The term ‘office politics’ often brings with it negative connotations. They include the likes of gossip mongering, secrecy, one-upmanship and cliquey behaviour.
However, in light of global turmoil in the form of the pandemic, the state of play across UK and US politics and Brexit, we’re all without doubt craving the return of positive office politics and a sense of structure and normality.
As we prepare to re-enter the workplace once again, a good business leader should take the time to develop strategies and harness office politics to build a strong and supportive employee network. This approach, in turn, will help to foster a healthy, honest and open environment.
This is because the practice of positive politics enables organisations to further their interests, as well as that of their teams, in an appropriate manner to achieve subsequent success. Meanwhile, negative politics facilitate needless suffering which will result in lower morale and an overall reduction in productivity.
Here, we explore the life-affirming aspects we can take from office politics to maintain high workplace standards.
Review the company’s organisational structure
Office politics often go against the grain, even so far as on occasion rebelling against the formal company structure. Bearing this in mind, try to take the time to observe the hierarchy for a while to ascertain who holds the influence and power within your business. You might just find that it doesn’t necessarily align with a person’s rank or job title.
Think about the different characters and personalities in your workplace, who is and isn’t respected, who is supportive and helps others and who appears to hold the reins or be the brains behind the business.
Understand how the internal network operates
When you have a clear idea where the power and influence lie, this flags a great opportunity to understand the internal network, often based on employees’ interactions, behaviour and relationships. Try to find out who gets on with who and those individuals who tend not to get involved. Identify different groups and whether they are based on friendship, respect or romance. Finally, try to decode how influence flows between the parties, who holds the power and whether there are any examples of conflict, or even bullying.
Once you’ve established how existing company relationships work, you can start to build your own social network. Look beyond your immediate team and across the formal hierarchy in all directions; from peers and colleagues to managers and senior leaders. Don't be afraid of the identified powerful people, instead, get to know them, and build high-quality connectionswhich aren’t merely based on being sycophantic. Be friendly with everyone, but avoid aligning yourself too closely with one particular group. If you wish to embark upon a personal relationship at work, be certain to base it on consent, to avoid any suggestion of illegal or inappropriate influence.
Develop good personal skills
Politics are all about the people involved, so strong interpersonal skills will prepare you well when it comes to building and maintaining your network. Reflect on what triggers your emotions and how you act upon them. If you can learn to control them, you’ll instinctively learn how to think before you act. This kind of intuitiveness will help you to pick up on other people's emotions, while understanding what kind of approach, be it subtle or straight talking, they might favour. Learn to listen carefully too. When you invest time in listening, you'll slow down, focus and learn, and people will appreciate you for it.
Capitalise on your network

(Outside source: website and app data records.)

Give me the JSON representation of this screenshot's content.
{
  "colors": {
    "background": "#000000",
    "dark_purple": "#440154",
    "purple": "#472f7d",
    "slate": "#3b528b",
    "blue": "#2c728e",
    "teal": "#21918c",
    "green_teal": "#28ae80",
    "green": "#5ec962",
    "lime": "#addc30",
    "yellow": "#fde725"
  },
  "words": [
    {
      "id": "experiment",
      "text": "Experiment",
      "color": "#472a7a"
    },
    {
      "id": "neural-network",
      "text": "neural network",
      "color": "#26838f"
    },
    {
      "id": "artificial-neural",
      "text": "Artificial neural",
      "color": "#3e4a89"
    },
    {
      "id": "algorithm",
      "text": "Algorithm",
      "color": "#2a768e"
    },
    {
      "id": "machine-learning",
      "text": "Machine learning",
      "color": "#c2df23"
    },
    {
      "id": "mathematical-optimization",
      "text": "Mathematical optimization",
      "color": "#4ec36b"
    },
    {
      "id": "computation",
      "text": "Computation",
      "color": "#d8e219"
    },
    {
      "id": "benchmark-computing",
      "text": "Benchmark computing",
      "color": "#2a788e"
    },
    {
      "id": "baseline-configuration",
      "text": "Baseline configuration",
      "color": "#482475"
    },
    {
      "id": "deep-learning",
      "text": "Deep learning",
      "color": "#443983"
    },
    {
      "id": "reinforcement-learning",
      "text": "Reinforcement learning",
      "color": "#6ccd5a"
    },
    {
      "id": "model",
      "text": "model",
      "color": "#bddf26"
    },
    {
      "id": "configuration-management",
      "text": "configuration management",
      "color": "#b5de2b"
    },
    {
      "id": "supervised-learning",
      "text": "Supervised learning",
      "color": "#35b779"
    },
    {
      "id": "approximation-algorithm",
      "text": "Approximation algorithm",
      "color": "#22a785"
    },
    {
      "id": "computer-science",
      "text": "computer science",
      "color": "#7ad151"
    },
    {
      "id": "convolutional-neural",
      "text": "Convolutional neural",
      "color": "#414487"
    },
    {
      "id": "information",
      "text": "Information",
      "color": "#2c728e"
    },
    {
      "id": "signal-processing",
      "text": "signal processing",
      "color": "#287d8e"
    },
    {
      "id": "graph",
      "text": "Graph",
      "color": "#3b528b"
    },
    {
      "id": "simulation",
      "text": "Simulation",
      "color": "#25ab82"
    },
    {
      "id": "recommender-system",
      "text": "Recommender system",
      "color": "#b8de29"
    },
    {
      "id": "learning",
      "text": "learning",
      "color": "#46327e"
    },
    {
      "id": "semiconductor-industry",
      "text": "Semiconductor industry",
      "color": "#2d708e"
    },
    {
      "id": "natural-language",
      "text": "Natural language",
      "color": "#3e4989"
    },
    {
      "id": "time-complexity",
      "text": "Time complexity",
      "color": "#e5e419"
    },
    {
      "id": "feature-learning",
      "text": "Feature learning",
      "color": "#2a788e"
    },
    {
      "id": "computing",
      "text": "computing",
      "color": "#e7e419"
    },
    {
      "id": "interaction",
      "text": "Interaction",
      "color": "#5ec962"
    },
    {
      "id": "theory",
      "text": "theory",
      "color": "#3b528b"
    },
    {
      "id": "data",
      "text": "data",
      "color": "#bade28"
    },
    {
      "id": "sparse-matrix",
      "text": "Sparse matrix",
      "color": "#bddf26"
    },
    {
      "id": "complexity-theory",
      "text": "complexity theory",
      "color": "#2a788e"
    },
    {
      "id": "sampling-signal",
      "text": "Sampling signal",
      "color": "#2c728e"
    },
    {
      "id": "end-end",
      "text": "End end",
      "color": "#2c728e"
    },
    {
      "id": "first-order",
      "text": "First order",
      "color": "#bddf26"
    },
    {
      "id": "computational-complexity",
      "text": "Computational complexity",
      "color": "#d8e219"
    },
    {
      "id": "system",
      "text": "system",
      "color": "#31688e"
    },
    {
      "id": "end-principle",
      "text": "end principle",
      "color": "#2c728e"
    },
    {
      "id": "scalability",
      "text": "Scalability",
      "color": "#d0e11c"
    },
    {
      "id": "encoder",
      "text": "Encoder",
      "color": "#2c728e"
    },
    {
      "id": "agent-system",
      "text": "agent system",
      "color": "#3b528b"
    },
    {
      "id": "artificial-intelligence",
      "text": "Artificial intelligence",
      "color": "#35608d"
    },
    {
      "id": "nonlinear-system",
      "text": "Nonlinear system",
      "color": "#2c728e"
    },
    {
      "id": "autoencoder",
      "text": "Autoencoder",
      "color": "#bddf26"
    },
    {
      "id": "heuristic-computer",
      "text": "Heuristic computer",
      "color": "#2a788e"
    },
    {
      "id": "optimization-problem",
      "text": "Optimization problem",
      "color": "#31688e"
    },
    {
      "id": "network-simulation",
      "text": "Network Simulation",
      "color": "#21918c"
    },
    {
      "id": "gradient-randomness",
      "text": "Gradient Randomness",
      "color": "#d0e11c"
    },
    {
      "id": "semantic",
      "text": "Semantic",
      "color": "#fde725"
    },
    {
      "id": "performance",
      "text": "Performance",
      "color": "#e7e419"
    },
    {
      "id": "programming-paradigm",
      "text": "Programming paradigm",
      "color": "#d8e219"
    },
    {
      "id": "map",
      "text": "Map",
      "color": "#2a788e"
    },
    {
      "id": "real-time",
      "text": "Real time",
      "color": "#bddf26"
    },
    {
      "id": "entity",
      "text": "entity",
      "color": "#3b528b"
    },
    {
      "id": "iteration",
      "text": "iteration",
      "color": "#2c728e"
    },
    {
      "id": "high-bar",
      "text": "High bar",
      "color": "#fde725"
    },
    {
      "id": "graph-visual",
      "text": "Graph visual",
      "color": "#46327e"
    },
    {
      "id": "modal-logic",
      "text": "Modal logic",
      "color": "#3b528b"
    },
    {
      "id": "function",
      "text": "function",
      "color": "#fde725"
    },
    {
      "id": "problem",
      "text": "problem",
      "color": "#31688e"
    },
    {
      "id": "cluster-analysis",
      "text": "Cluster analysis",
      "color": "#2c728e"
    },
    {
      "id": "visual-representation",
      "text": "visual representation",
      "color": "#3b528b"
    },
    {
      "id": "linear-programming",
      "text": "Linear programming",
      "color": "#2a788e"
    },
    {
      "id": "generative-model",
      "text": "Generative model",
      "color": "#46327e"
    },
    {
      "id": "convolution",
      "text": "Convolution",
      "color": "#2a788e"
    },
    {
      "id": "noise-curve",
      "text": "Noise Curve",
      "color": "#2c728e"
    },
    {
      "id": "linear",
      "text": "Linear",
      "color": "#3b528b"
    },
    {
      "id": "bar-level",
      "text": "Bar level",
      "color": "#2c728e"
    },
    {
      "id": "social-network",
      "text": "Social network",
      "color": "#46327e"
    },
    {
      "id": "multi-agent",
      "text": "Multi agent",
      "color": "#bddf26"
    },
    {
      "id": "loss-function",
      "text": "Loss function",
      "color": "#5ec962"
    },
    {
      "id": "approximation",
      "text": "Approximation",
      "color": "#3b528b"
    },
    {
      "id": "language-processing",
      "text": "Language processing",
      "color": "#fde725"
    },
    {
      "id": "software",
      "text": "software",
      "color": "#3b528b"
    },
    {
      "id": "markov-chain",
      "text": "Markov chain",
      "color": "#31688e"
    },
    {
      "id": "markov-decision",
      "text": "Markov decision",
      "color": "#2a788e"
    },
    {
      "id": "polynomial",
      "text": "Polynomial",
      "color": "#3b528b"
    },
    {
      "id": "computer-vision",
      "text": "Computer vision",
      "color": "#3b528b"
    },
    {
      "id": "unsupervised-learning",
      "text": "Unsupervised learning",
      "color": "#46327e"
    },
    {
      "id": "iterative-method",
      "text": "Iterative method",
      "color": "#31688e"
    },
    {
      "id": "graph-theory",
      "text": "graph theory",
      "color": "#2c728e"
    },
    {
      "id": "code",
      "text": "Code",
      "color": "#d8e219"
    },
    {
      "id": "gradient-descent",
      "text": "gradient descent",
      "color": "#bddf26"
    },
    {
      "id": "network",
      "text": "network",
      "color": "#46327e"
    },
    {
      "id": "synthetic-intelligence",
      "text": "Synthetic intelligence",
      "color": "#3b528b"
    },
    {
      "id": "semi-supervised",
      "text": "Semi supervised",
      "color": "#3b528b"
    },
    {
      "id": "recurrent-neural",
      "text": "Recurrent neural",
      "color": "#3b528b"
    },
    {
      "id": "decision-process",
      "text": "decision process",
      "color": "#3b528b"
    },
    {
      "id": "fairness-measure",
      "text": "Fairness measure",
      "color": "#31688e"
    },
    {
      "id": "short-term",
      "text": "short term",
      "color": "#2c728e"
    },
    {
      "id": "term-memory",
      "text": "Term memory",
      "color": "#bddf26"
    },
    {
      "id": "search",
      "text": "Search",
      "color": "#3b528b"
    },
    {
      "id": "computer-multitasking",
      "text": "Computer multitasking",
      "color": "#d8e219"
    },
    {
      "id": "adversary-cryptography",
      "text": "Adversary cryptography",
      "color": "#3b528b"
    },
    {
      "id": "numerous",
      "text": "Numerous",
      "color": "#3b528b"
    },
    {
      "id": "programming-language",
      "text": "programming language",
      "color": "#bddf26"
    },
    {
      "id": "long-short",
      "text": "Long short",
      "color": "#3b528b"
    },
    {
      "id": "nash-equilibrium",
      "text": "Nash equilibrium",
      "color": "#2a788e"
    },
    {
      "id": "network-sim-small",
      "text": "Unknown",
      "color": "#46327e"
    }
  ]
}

Through your relationships, you can build your own reputation across the company and use the positives to help collectively raise the profile of your team in order to be successful. When you communicate your achievements to your connections, they might provide better opportunities for you to prove yourself to your wider team and manager.
Take the plunge and be brave
Your first instinct might be to keep your distance from people who exercise negative politics. However, the opposite can be more effective if you stick to the age-old adage: Keep your friends close and your enemies closer, which can often be applied in the office politics arena.
So, get to know the rumour spreaders and manipulators better. Be courteous but guarded, as they may repeat what you say with a negative angle. Try to understand their goals, so that you can avoid the impact of their negative actions. Be aware that some people self-sabotage or behave badly because they feel insecure. However, protect yourself as much as possible from anyone you suspect of using underhand tactics to realise their ambitions as they are likely to impinge on your career progress.
Overcome negative politics
You can help to ensure your workplace is happier and positive by not adding to the problem and joining in with negative politics. Avoid sharing rumours without taking time to carefully consider their source, credibility and impact so that whatever you do share is true and can be proven. Don't rely solely on the notion of confidentiality. It's safer to assume that whatever you say will be repeated, so choose carefully which information you reveal.
Remain professionalat all times and never take sides or unwillingly get in to arguments. When a conflict arises, opt out and seek a solution that is positive for everyone. If you're expressing a concern of your own, be confident and assertive but not aggressive and adopt an organisational perspective, rather than one which is self-serving.
Office politics are a reality that employees will encounter at some point during their career. Avoiding them altogether risks not having a say in what happens across the wider business. It also allows people with less experience or expertise to rise up and influence decisions which directly affect both you and your progress.
To talk in more detail about how to cultivate a good workplace culture, please contact us.